Contributed by Dr. Sundar Prasad, Senior Analyst, Coastal & Ocean Engineering Group
Sandwell Engineering, Inc., Vancouver, B.C.
The crest of a wave reaches the forward legs of a platform in the figure below. Data visualization is a key component in post processing results from Sandwell’s numerical models. Tecplot quickly allows them to represent large quantities of data in a form that can be understood easily. This layout shows how the platform disturbs the water surface in its vicinity, which helps determine how high the deck of the platform should be located so it is not impacted by wave crests.
About the Engineer
Dr. Sundar Prasad works for Sandwell Engineering, Inc. in Vancouver, Canada. He is a Senior Analyst in the Coastal and Ocean Engineering Group. The primary focus of his work at Sandwell is to provide their structural engineers with data on the effects of ocean wave interaction with offshore and coastal structures such as oil platforms and breakwaters. Typically, this involves the use of both numerical and experimental methods, depending on the complexity of the problem.
Numerical methods have the advantage of lower cost, increased flexibility, and faster turnaround times from problem definition to results. Since their needs are very specific, and are not fully addressed by commercially available software, Sandwell has written their own in-house Wave3D code to model wave interaction with large offshore platforms. The accuracy of the code has been verified against results from experimental tests in wave basins.
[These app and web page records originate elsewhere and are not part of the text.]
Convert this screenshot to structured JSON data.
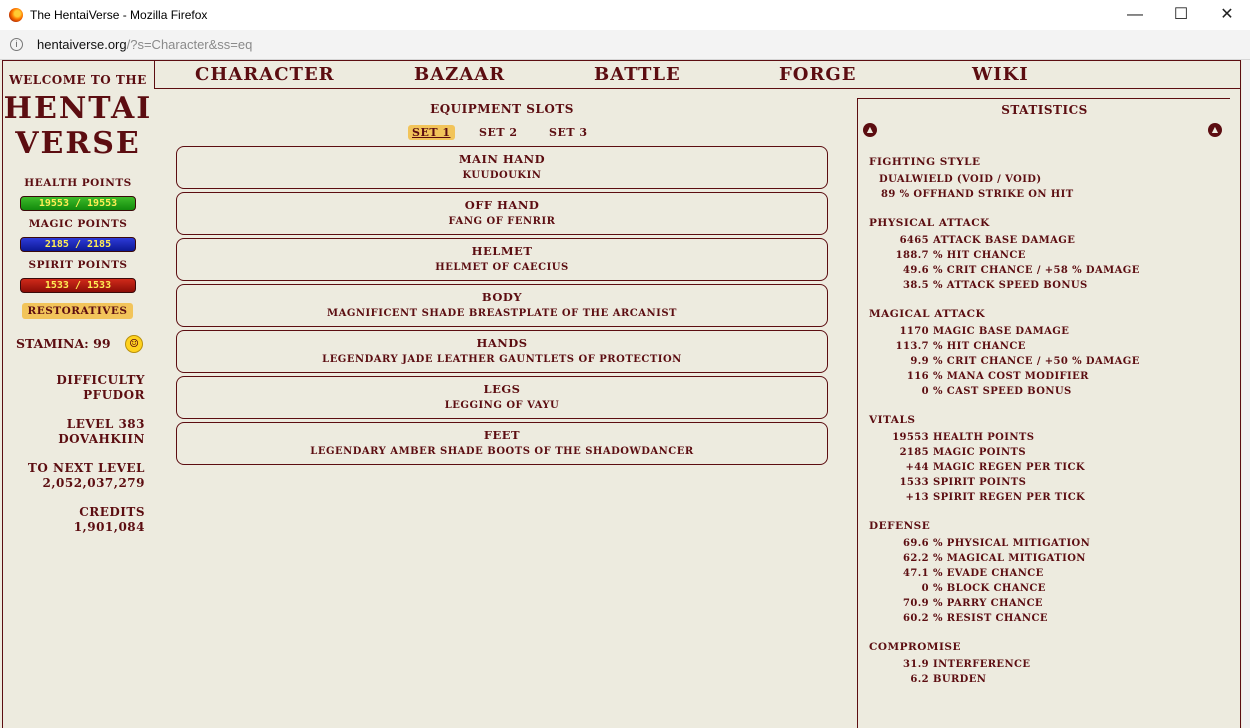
{
  "browser": {
    "window_title": "The HentaiVerse - Mozilla Firefox",
    "url_host": "hentaiverse.org",
    "url_path": "/?s=Character&ss=eq",
    "minimize": "—",
    "maximize": "☐",
    "close": "✕"
  },
  "left": {
    "welcome": "Welcome to the",
    "logo_line1": "HENTAI",
    "logo_line2": "VERSE",
    "health_label": "Health points",
    "health_value": "19553 / 19553",
    "health_fraction": 1.0,
    "magic_label": "Magic points",
    "magic_value": "2185 / 2185",
    "magic_fraction": 1.0,
    "spirit_label": "Spirit points",
    "spirit_value": "1533 / 1533",
    "spirit_fraction": 1.0,
    "restoratives": "Restoratives",
    "stamina": "Stamina: 99",
    "difficulty_label": "Difficulty",
    "difficulty_value": "Pfudor",
    "level": "Level 383",
    "title": "Dovahkiin",
    "next_level_label": "To next level",
    "next_level_value": "2,052,037,279",
    "credits_label": "Credits",
    "credits_value": "1,901,084"
  },
  "nav": {
    "items": [
      "Character",
      "Bazaar",
      "Battle",
      "Forge",
      "Wiki"
    ]
  },
  "equipment": {
    "title": "Equipment Slots",
    "sets": [
      "Set 1",
      "Set 2",
      "Set 3"
    ],
    "active_set": "Set 1",
    "slots": [
      {
        "slot": "Main Hand",
        "item": "Kuudoukin"
      },
      {
        "slot": "Off Hand",
        "item": "Fang of Fenrir"
      },
      {
        "slot": "Helmet",
        "item": "Helmet of Caecius"
      },
      {
        "slot": "Body",
        "item": "Magnificent Shade Breastplate of the Arcanist"
      },
      {
        "slot": "Hands",
        "item": "Legendary Jade Leather Gauntlets of Protection"
      },
      {
        "slot": "Legs",
        "item": "Legging of Vayu"
      },
      {
        "slot": "Feet",
        "item": "Legendary Amber Shade Boots of the Shadowdancer"
      }
    ]
  },
  "statistics": {
    "title": "Statistics",
    "fighting_style": {
      "title": "Fighting Style",
      "line1": "Dualwield (Void / Void)",
      "line2": "89 % offhand strike on hit"
    },
    "physical": {
      "title": "Physical Attack",
      "rows": [
        {
          "value": "6465",
          "label": "attack base damage"
        },
        {
          "value": "188.7",
          "label": "% hit chance"
        },
        {
          "value": "49.6",
          "label": "% crit chance / +58 % damage"
        },
        {
          "value": "38.5",
          "label": "% attack speed bonus"
        }
      ]
    },
    "magical": {
      "title": "Magical Attack",
      "rows": [
        {
          "value": "1170",
          "label": "magic base damage"
        },
        {
          "value": "113.7",
          "label": "% hit chance"
        },
        {
          "value": "9.9",
          "label": "% crit chance / +50 % damage"
        },
        {
          "value": "116",
          "label": "% mana cost modifier"
        },
        {
          "value": "0",
          "label": "% cast speed bonus"
        }
      ]
    },
    "vitals": {
      "title": "Vitals",
      "rows": [
        {
          "value": "19553",
          "label": "health points"
        },
        {
          "value": "2185",
          "label": "magic points"
        },
        {
          "value": "+44",
          "label": "magic regen per tick"
        },
        {
          "value": "1533",
          "label": "spirit points"
        },
        {
          "value": "+13",
          "label": "spirit regen per tick"
        }
      ]
    },
    "defense": {
      "title": "Defense",
      "rows": [
        {
          "value": "69.6",
          "label": "% physical mitigation"
        },
        {
          "value": "62.2",
          "label": "% magical mitigation"
        },
        {
          "value": "47.1",
          "label": "% evade chance"
        },
        {
          "value": "0",
          "label": "% block chance"
        },
        {
          "value": "70.9",
          "label": "% parry chance"
        },
        {
          "value": "60.2",
          "label": "% resist chance"
        }
      ]
    },
    "compromise": {
      "title": "Compromise",
      "rows": [
        {
          "value": "31.9",
          "label": "interference"
        },
        {
          "value": "6.2",
          "label": "burden"
        }
      ]
    }
  },
  "colors": {
    "text": "#5c0d11",
    "background": "#edebdf",
    "highlight": "#f2c45a",
    "hp_bar": "#1e9a14",
    "mp_bar": "#1422b0",
    "sp_bar": "#a8170d"
  }
}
Wave Interaction with a Tension Leg Platform
Our plot of the month represents a number of ways in which results from a simulation of wave interaction with a tension leg platform can be visualized. A wave of 12.8 m height with a period of 9.9 seconds was generated within Wave3D. The large plot shows an instant in the simulation when the crest of the wave reaches the forward legs of the platform.
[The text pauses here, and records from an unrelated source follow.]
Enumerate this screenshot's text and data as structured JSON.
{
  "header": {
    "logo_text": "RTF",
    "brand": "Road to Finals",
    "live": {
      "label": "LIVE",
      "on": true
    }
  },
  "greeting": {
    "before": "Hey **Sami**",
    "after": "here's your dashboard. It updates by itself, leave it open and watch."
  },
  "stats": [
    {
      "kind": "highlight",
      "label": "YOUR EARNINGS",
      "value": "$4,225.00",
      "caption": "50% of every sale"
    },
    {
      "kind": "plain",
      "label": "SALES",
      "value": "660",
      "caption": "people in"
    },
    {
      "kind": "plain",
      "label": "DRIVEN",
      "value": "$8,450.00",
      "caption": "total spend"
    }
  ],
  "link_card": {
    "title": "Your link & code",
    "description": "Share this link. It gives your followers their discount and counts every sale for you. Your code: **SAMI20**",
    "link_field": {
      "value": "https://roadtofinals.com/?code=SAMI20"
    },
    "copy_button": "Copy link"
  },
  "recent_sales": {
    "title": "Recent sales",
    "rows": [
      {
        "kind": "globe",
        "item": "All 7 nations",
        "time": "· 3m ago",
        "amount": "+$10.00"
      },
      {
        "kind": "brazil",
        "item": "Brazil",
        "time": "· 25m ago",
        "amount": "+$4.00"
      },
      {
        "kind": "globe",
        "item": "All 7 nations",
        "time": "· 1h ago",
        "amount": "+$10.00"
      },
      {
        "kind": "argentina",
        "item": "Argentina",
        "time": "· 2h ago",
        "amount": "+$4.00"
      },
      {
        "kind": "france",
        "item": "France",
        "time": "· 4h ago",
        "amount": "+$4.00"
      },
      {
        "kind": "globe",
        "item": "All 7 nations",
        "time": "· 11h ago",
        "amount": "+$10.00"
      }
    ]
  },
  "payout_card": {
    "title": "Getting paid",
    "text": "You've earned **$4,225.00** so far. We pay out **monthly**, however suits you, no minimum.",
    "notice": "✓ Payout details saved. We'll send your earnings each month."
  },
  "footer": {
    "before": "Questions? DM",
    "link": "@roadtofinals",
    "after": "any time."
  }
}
Shown in the bottom left of the layout are color contours of the maximum water surface that was reached during the course of the simulation (usually consisting of about eight to ten waves passing by the platform). It is clear that for the chosen wave direction, the region just forward of the gap between the front legs sees amplification of the wave crests.
Dr. Prasad’s group also needs to determine the forces experienced by the platform in waves. The bottom right plot displays the maximum hydrodynamic pressure reached during the simulation on the body of the platform. This information allows structural engineers to determine how the hull plates (and internal structural bracing components) on the platform will perform under different operating conditions.
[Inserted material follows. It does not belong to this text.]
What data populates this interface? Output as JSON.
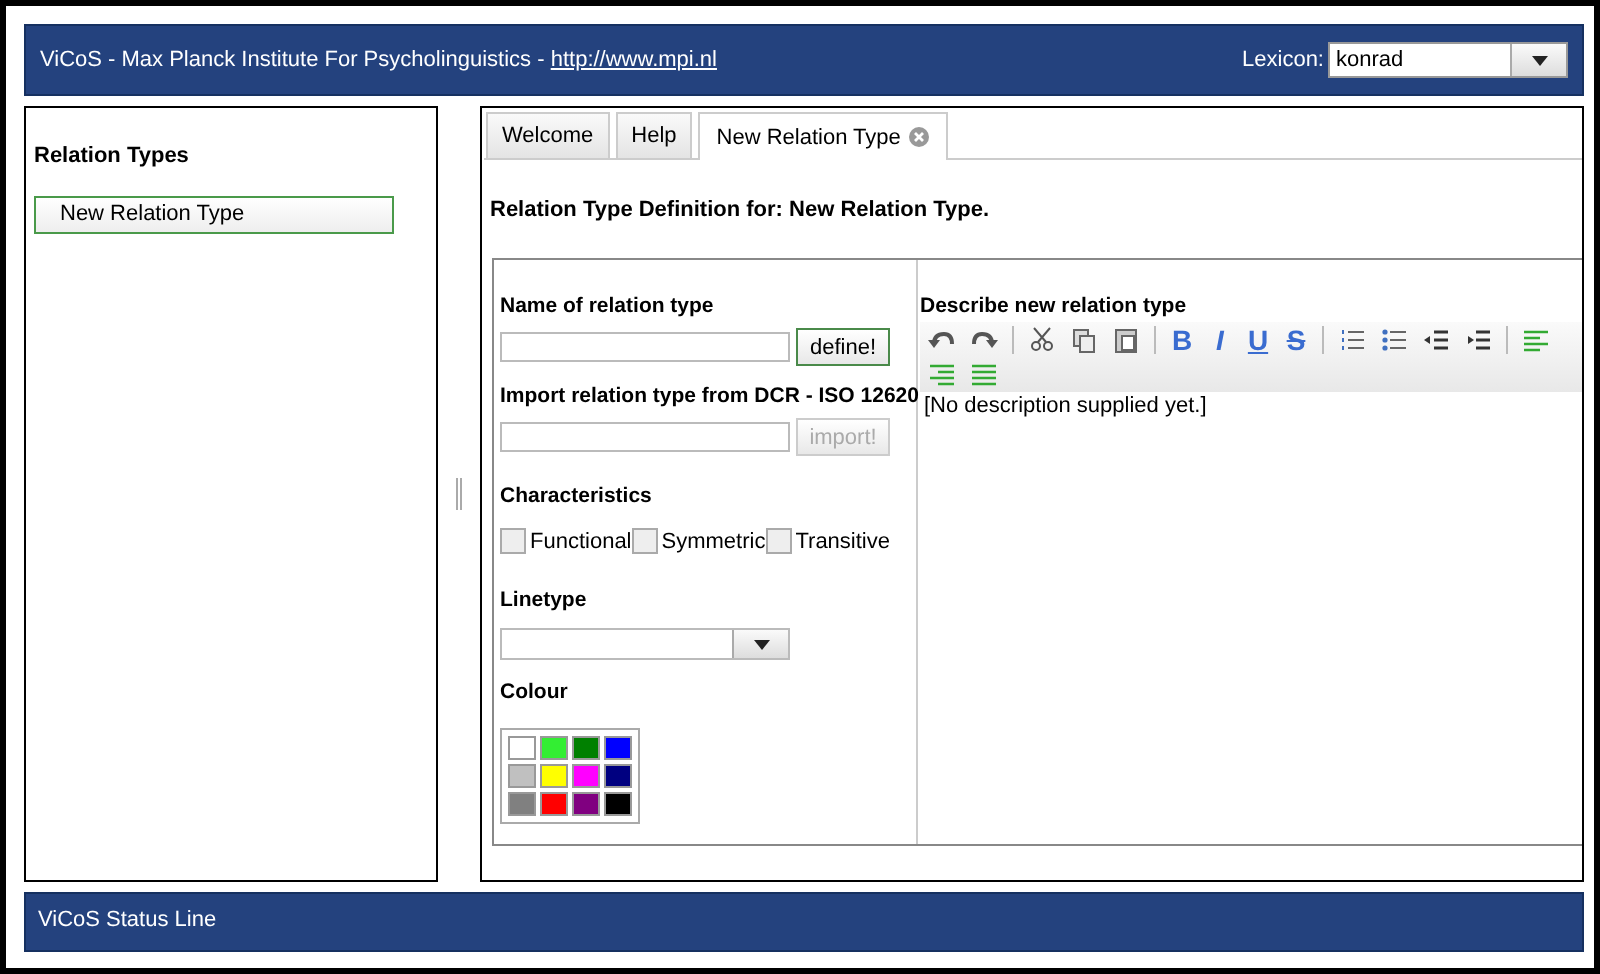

How They Do It
Sandwell’s Wave3D has specific subroutines written to write files in a format that can be directly read into Tecplot. All the data in the plot is based on four-node quadrilateral finite-elements. The data is supplied to Tecplot as a list of node numbers and X, Y, Z coordinates and connectivity data for the elements. In the case of the pressure contours, a pressure is also associated with the location of a node on the platform model. The data is imported as an ASCII file into Tecplot which then generates a plot based on a predefined layout. Dr. Prasad has several layouts depending on the nature of the data in the plot.